Feng Zhang is a core institute member of the Broad Institute of MIT and Harvard, as well as an investigator at the McGovern Institute for Brain Research at MIT and an assistant professor at MIT with a joint appointment in the Departments of Brain and Cognitive Sciences and Biological Engineering.
Zhang is a bioengineer focused on developing tools to better understand nervous system function and disease. His lab applies these novel tools to interrogate gene function and study neuropsychiatric diseases in animal and stem cell models. Since joining the Broad Institute and McGovern in January 2011, Zhang has pioneered the development of genome editing tools for use in eukaryotic cells – including human cells – from natural microbial CRISPR systems. These tools, which he has made widely available, are accelerating biomedical research around the world.
Zhang leverages CRISPR and other methodologies to study the role of genetic and epigenetic mechanisms underlying diseases, specifically focusing on disorders of the nervous system. He is especially interested in complex disorders, such as psychiatric and neurological diseases, that are caused by multiple genetic and environmental risk factors and which are difficult to model using conventional methods. Zhang’s methods are also being used in the fields of immunology, clinical medicine, cancer biology, and other areas of research. Zhang’s long-term goal is to develop novel therapeutic strategies for disease treatment.
Zhang's work on genome editing traces back to his seminal paper, published in January 2011, reporting the first systematic approach of an earlier system, using TALEs, to target specific genes in mammalian cells.
Soon after joining the Broad Institute and MIT, in early 2011 Zhang turned his attention to the CRISPR-Cas system – which researchers in Canada had just demonstrated as being able to create double-stranded breaks in target DNA at precise positions – as a potential tool for improved genome editing. On October 5, 2012, Zhang submitted a breakthrough paper that reported the first successful programmable genome editing of mammalian cells using CRISPR-Cas9 (Cong et al. Science 2013). Cong et al. remains the most-cited paper in genome editing.
Since then Zhang’s technique for mammalian genome editing has had enormous impact on experimental science and holds great promise for therapeutic applications.

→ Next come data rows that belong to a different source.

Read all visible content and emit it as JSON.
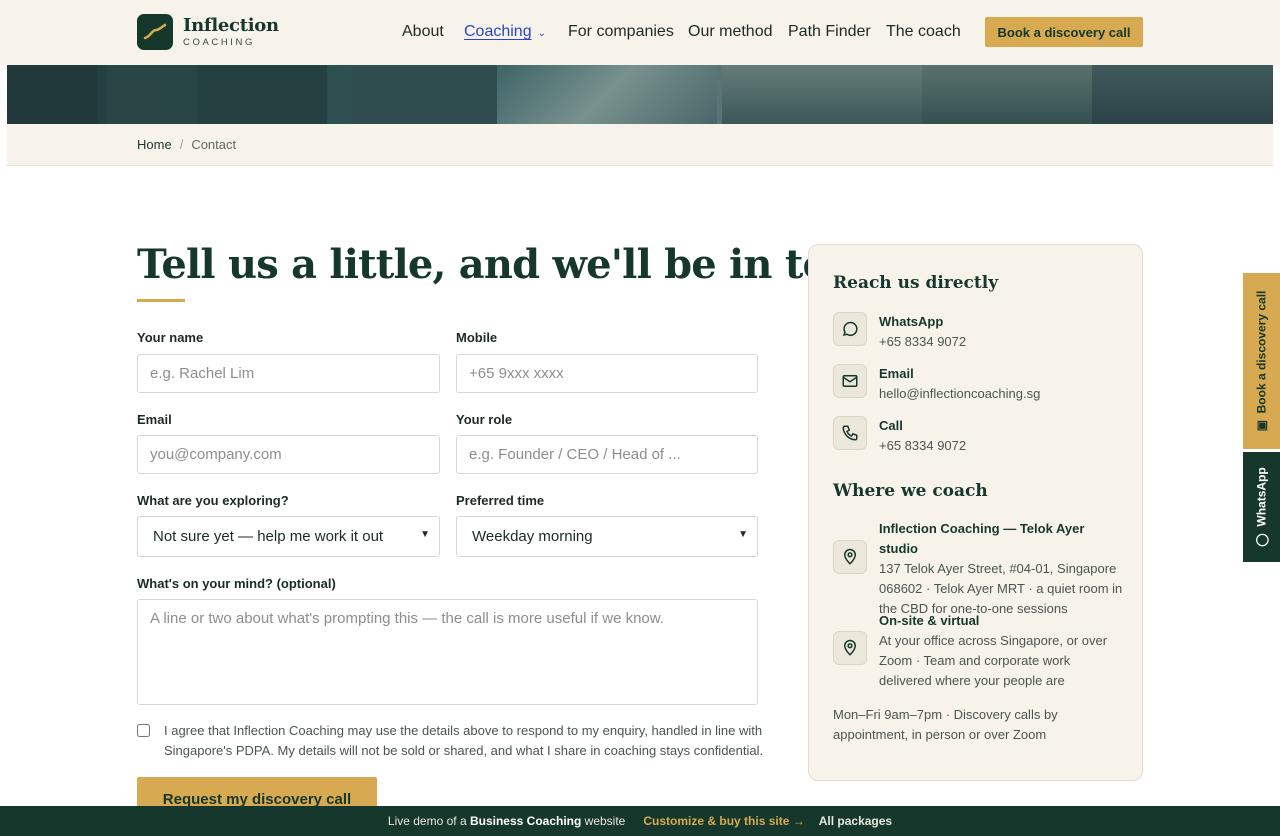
{
  "header": {
    "logo_name": "Inflection",
    "logo_sub": "COACHING",
    "nav": [
      "About",
      "Coaching",
      "For companies",
      "Our method",
      "Path Finder",
      "The coach"
    ],
    "cta": "Book a discovery call"
  },
  "breadcrumb": {
    "home": "Home",
    "separator": "/",
    "current": "Contact"
  },
  "form": {
    "title": "Tell us a little, and we'll be in touch",
    "name_label": "Your name",
    "name_placeholder": "e.g. Rachel Lim",
    "mobile_label": "Mobile",
    "mobile_placeholder": "+65 9xxx xxxx",
    "email_label": "Email",
    "email_placeholder": "you@company.com",
    "role_label": "Your role",
    "role_placeholder": "e.g. Founder / CEO / Head of ...",
    "exploring_label": "What are you exploring?",
    "exploring_value": "Not sure yet — help me work it out",
    "time_label": "Preferred time",
    "time_value": "Weekday morning",
    "mind_label": "What's on your mind? (optional)",
    "mind_placeholder": "A line or two about what's prompting this — the call is more useful if we know.",
    "consent": "I agree that Inflection Coaching may use the details above to respond to my enquiry, handled in line with Singapore's PDPA. My details will not be sold or shared, and what I share in coaching stays confidential.",
    "submit": "Request my discovery call"
  },
  "contact": {
    "reach_title": "Reach us directly",
    "whatsapp_label": "WhatsApp",
    "whatsapp_value": "+65 8334 9072",
    "email_label": "Email",
    "email_value": "hello@inflectioncoaching.sg",
    "call_label": "Call",
    "call_value": "+65 8334 9072",
    "where_title": "Where we coach",
    "studio_title": "Inflection Coaching — Telok Ayer studio",
    "studio_text": "137 Telok Ayer Street, #04-01, Singapore 068602 · Telok Ayer MRT · a quiet room in the CBD for one-to-one sessions",
    "onsite_title": "On-site & virtual",
    "onsite_text": "At your office across Singapore, or over Zoom · Team and corporate work delivered where your people are",
    "hours": "Mon–Fri 9am–7pm · Discovery calls by appointment, in person or over Zoom"
  },
  "side_tabs": {
    "book": "Book a discovery call",
    "whatsapp": "WhatsApp"
  },
  "bottom_bar": {
    "prefix": "Live demo of a",
    "highlight": "Business Coaching",
    "suffix": "website",
    "customize": "Customize & buy this site →",
    "packages": "All packages"
  },
  "colors": {
    "brand": "#16382c",
    "accent": "#d7a950",
    "cream": "#f7f3ea",
    "link": "#2a45c4"
  }
}
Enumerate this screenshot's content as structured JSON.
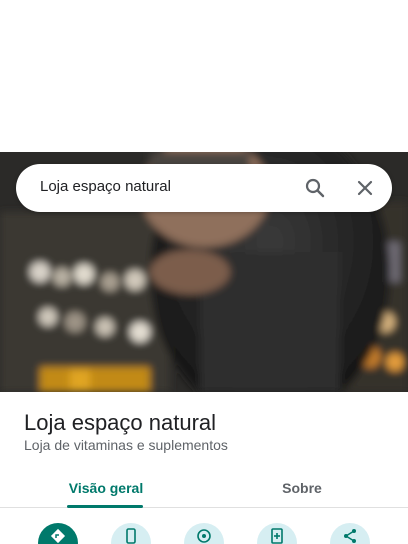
{
  "search": {
    "query": "Loja espaço natural"
  },
  "place": {
    "name": "Loja espaço natural",
    "category": "Loja de vitaminas e suplementos"
  },
  "tabs": [
    {
      "label": "Visão geral",
      "active": true
    },
    {
      "label": "Sobre",
      "active": false
    }
  ],
  "actions": [
    {
      "icon": "directions-icon"
    },
    {
      "icon": "phone-icon"
    },
    {
      "icon": "location-icon"
    },
    {
      "icon": "save-icon"
    },
    {
      "icon": "share-icon"
    }
  ],
  "colors": {
    "accent": "#00796b",
    "action_bg": "#d6eef2"
  }
}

His lab continues to refine and improve upon the CRISPR system and to develop novel genome-engineering technologies aimed at perturbing and editing the genome for disease research. In 2015, Zhang and colleagues successfully harnessed a second system, called CRISPR-Cpf1, which has the potential for even simpler and more precise genome engineering.
Zhang and the Broad Institute are committed to making CRISPR technology widely available to the entire scientific community. The Zhang lab has trained thousands of researchers in the use of CRISPR-Cas9 genome editing technology through direct education and by sharing approximately 25,000 CRISPR-Cas9 components with academic laboratories in the U.S. and around the world to accelerate research that will benefit human health.
Although Zhang is well-known for his pioneering work on CRISPR, he is also widely recognized for developing another breakthrough technology called optogenetics (Zhang et al., Nature Protocols 2010) with Karl Deisseroth at Stanford University and Edward Boyden, now of MIT. Nature Methods named optogenetics its 2010 Method of the Year.
Zhang demonstrated the utility of optogenetics, in which neuronal activity can be controlled with light, by studying neural circuits in the brain. Zhang later served as a Junior Fellow at Harvard’s Society of Fellows and collaborated with Paola Arlotta and George Church on using synthetic biology to study the patterns of gene activity during brain development, a topic with implications for neurological and psychiatric problems.
Zhang is a recipient of many awards including the Perl/UNC Prize in Neuroscience (2012, shared with Deisseroth and Boyden), the NIH Director’s Pioneer Award (2012), the National Science Foundation’s Alan T. Waterman Award (2014), the Jacob Heskel Gabbay Award in Biotechnology and Medicine (2014, shared with Jennifer Doudna and Emmanuelle Charpentier), and the Society for Neuroscience Young Investigator Award (2014, shared with Diana Bautista). He has also received technology innovation awards from the McKnight, New York Stem Cell, and Damon Runyon foundations. In 2013 Popular Science named him one of its “Brilliant Ten.” He was named one of the “Top 20 Researchers in 2014” by Nature Biotechnology, which considers the total impact of a scientist's body of published work.
News coverage has credited Zhang with turning science fiction into “science fact,” and he has been called the “Midas of Methods” for his breakthrough work on genome engineering using CRISPR-Cas9 and TALEs.
Zhang is a founder of Editas Medicine, a genome editing company founded by world leaders in the fields of genome editing, protein engineering, and molecular and structural biology, with specific expertise in CRISPR-Cas9 and TALE technologies.
Zhang grew up in Iowa after moving there with his parents from China at age 11. In high school he spent afternoons working at the Human Gene Therapy Research Institute in Des Moines as part of an academic program. Zhang received his A.B. in chemistry and physics from Harvard College and his Ph.D. in chemistry from Stanford University.